“Ms. Ruth was loved by her Southeastern Family,” added Wendy Lauderdale, vice president of University Advancement. “She had a way of making everyone feel special. And, she had an amazing ability of always reaching out and showing love and support at just the right time. It was like she was emotionally connected to all of us.

Scan Feb 27, 2021“Ms. Ruth could usually be found having breakfast with one of the members of the Southeastern Family at Yellow Bird, a local establishment in Hammond. She invited President Crain every time, hoping to have yet another opportunity to let ‘John’ know just how special she thought he was. Ms. Ruth loved everything about Southeastern and Southeastern loved everything about Ms. Ruth.
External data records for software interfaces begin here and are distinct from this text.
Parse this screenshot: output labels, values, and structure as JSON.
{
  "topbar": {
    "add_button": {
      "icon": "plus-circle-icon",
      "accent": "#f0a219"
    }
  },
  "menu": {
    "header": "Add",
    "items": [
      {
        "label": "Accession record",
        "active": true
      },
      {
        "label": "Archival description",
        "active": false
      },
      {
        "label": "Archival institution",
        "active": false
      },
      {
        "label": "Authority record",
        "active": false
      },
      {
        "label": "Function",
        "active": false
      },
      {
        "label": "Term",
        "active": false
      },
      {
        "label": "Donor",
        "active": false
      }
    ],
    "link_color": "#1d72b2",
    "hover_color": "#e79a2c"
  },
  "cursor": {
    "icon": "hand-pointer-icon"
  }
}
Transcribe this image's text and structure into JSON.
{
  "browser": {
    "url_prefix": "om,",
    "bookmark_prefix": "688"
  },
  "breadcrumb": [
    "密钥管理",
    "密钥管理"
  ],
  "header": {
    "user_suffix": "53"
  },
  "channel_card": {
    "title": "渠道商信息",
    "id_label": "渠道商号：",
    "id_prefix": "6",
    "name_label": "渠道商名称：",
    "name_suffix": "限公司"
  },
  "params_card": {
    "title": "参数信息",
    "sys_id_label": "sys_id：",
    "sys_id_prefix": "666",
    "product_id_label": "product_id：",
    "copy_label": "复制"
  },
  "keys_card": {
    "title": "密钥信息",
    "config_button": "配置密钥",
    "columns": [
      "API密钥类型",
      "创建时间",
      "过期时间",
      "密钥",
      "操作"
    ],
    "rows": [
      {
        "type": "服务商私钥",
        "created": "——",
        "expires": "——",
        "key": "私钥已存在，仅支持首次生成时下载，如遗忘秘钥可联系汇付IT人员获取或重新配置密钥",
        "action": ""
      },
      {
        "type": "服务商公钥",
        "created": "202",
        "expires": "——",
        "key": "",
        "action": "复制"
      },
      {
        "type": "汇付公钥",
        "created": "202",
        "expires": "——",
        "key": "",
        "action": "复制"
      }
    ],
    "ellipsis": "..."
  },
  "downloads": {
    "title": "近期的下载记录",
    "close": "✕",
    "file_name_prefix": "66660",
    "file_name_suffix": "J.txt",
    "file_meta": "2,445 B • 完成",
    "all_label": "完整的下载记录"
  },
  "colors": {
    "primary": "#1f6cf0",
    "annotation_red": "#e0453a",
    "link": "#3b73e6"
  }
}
We have all been blessed to have known her and rest assured that her memory will live on for generations to come in the hearts of her Southeastern Family.”

By Sheri Gibson

Cyber Security Summit for Educators

Southeastern will host a free professional development workshop for educators on Saturday, March 12, from 9 a.m. to 3 p.m. for seventh through 12th-grade teachers. Scheduled in the Innovation Hub in Sims Memorial Library, the summit will cover basic cybersecurity concepts and give an overview of the summer GenCyber Professional Development Program.

The National Security Agency and the National Science Foundation have provided funding for this CyberSecurity Summit and the GenCyber Professional Development Program, also for educators, to be held in July. Southeastern was one of 32 universities and colleges nationally to be selected as a camp host last year and is the only university in Louisiana to offer it this year.

Computer Science faculty member Bonnie Achee will serve as program director for the GenCyber program with Southeastern faculty teaching camp courses. The event is free, and both in-person and virtual attendance options are available.

For more information or to register, visit